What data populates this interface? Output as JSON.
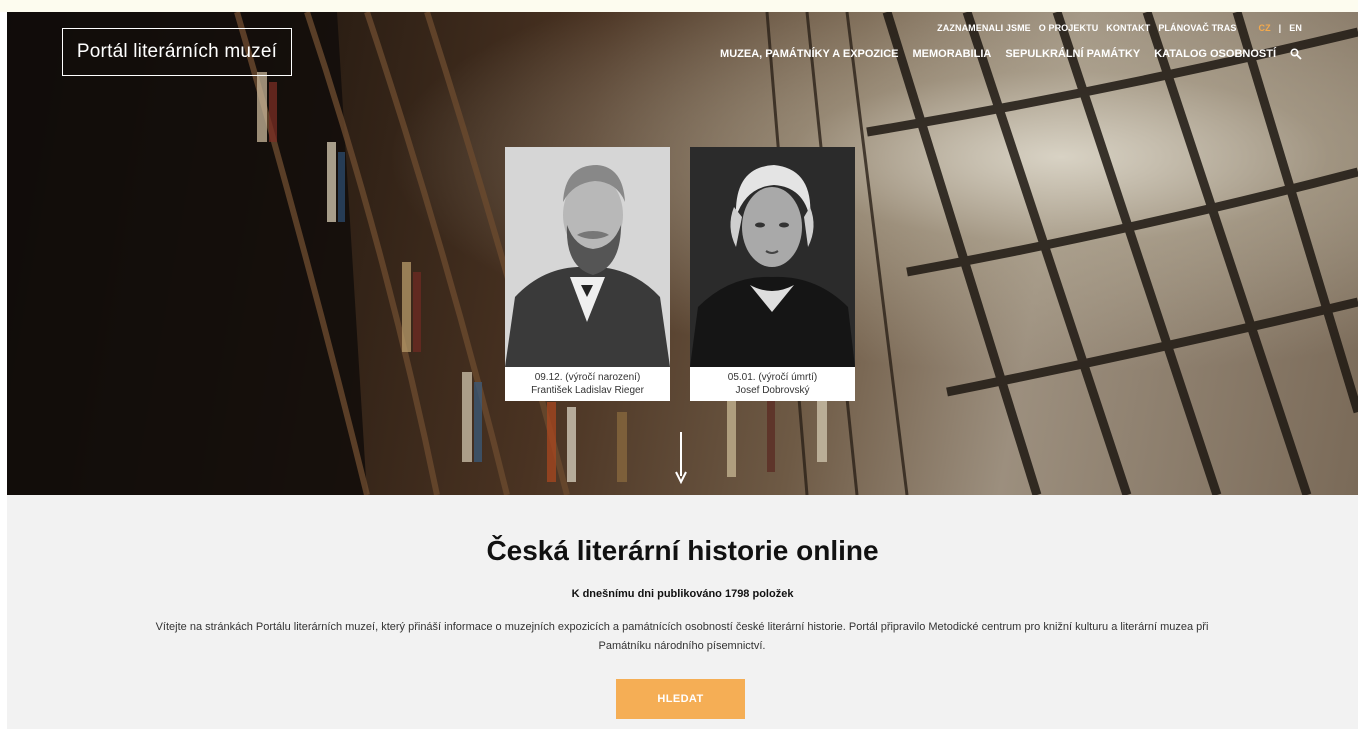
{
  "header": {
    "logo_text": "Portál literárních muzeí",
    "top_links": [
      "ZAZNAMENALI JSME",
      "O PROJEKTU",
      "KONTAKT",
      "PLÁNOVAČ TRAS"
    ],
    "lang_cz": "CZ",
    "lang_sep": "|",
    "lang_en": "EN",
    "main_links": [
      "MUZEA, PAMÁTNÍKY A EXPOZICE",
      "MEMORABILIA",
      "SEPULKRÁLNÍ PAMÁTKY",
      "KATALOG OSOBNOSTÍ"
    ],
    "search_icon": "search-icon",
    "accent_color": "#f5a94b"
  },
  "anniversaries": [
    {
      "date_note": "09.12. (výročí narození)",
      "name": "František Ladislav Rieger"
    },
    {
      "date_note": "05.01. (výročí úmrtí)",
      "name": "Josef Dobrovský"
    }
  ],
  "main": {
    "title": "Česká literární historie online",
    "count_text": "K dnešnímu dni publikováno 1798 položek",
    "intro": "Vítejte na stránkách Portálu literárních muzeí, který přináší informace o muzejních expozicích a památnících osobností české literární historie. Portál připravilo Metodické centrum pro knižní kulturu a literární muzea při Památníku národního písemnictví.",
    "search_button": "HLEDAT",
    "button_color": "#f5ae55"
  }
}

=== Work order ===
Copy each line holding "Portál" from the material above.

=== Output for this exercise ===
    "logo_text": "Portál literárních muzeí",
    "intro": "Vítejte na stránkách Portálu literárních muzeí, který přináší informace o muzejních expozicích a památnících osobností české literární historie. Portál připravilo Metodické centrum pro knižní kulturu a literární muzea při Památníku národního písemnictví.",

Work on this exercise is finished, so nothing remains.